JNoor. Lord chamberlain. Cham. Good day to both your graces. Suff. How is the king employ'd? Cham. I left him private, Full of sad thoughts and troubles. JWor. What's the cause * Cham. * the marriage with his brother's wife Has crept too near his conscience. Suff. No, his conscience Has crept too near another lady. .Noor. 'Tis so: This is the cardinal's doing, the king-cardinal: That blind priest, like the eldest son of fortune, Turns what he lists. The king will know him one
dav. Suff. to, God, he do! he'll never know himself else. .Nor. How holily he works in all his business! And with what zeal For, now he has crack'd the league Between us and the emperor, the queen's great nephew, He dives into the king's soul; and there scatters Dangers, doubts, wringing of the conscience, Fears, and despairs, and all these for his marriage: And, out of all these to restore the king, He counsels a divorce; a loss of her, That, like a jewel, has hung twenty years About his neck, yet never lost her lustre; Of her, that loves him with that excellence That angels love good men with; even of her That, ". the greatest stroke of fortune falls, Will bless the king: And is not this course pious? Cham. Heaven keep me from such counses: 'Tis most true, These news are every where; every tongue speaks them, And every true heart weeps for't; All, that dare k into these affairs, see this main end,he French king's sister. Heavenwill one day open The king's eyes, that so long have slept upon This bold bad man. §s. And free us from his slavery. or. We had need pray, And heartily, for our deliverance; Or this imperious man will work us all From princes into pages: all men's honours Lie in one lump before him, to be fashion'd Into what pitch” he please. Suso.
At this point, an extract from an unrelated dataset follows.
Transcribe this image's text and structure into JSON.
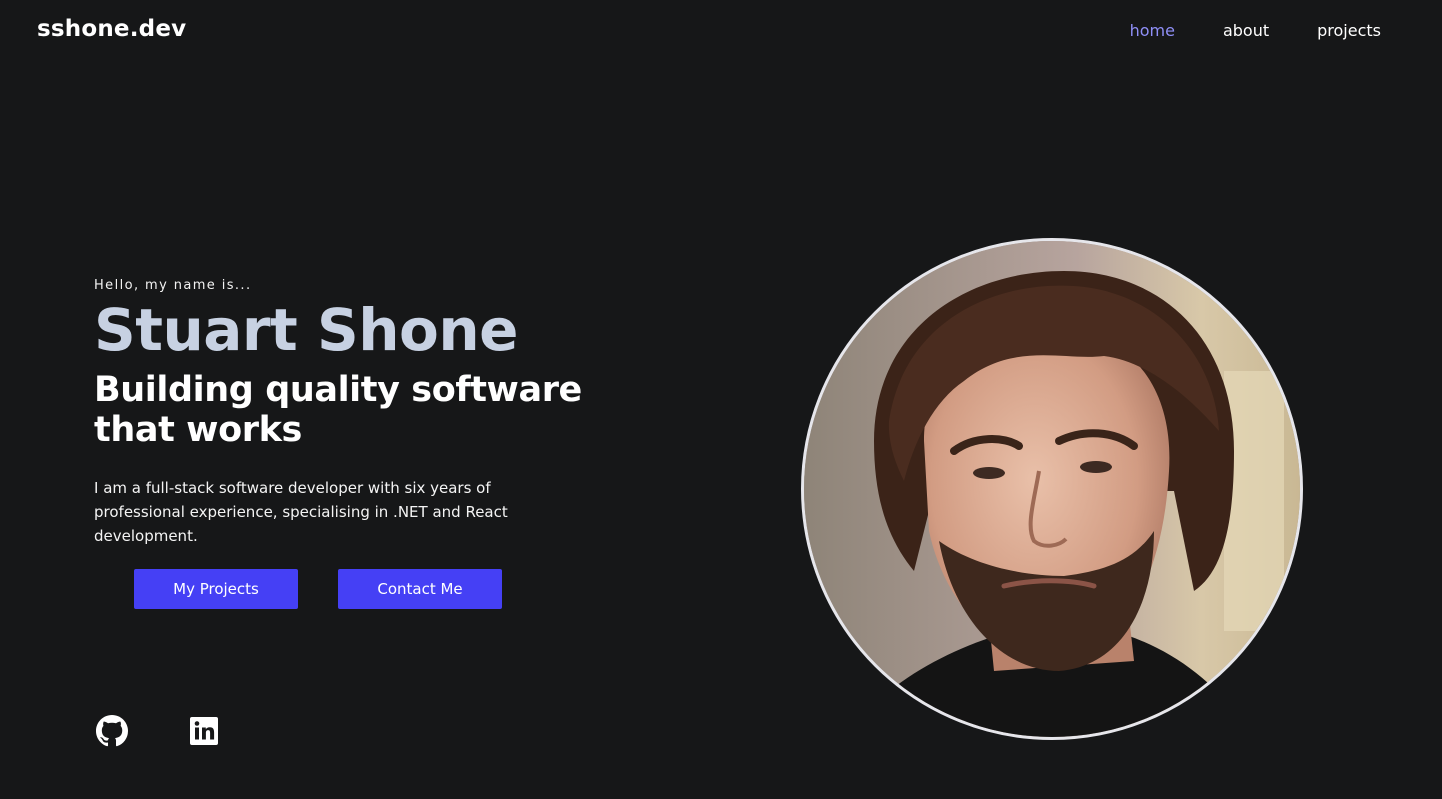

For me, my lords, I love him not, nor fear him; there's my creed: As I am made without him, so I’ll stand, If the king please; his curses and his blessings Touch she alike, they are breath I not believe in. I knew him, and I know him; so I leave him To him, that made him proud, the pope. .Noor. Let's in: And, with some other business, put the king From these sad thoughts, that work too much upon him :— My lord, you'll bear us company Cham. - Excuse me: The king hath sent me other-where: Besides, You'll find a most unfit time to disturb him: Health to your lordships. .Noor Thanks, my good lord chamberlain. [Erit Lord Chamberlain.
(1) Great fidelity.
(2) High or low.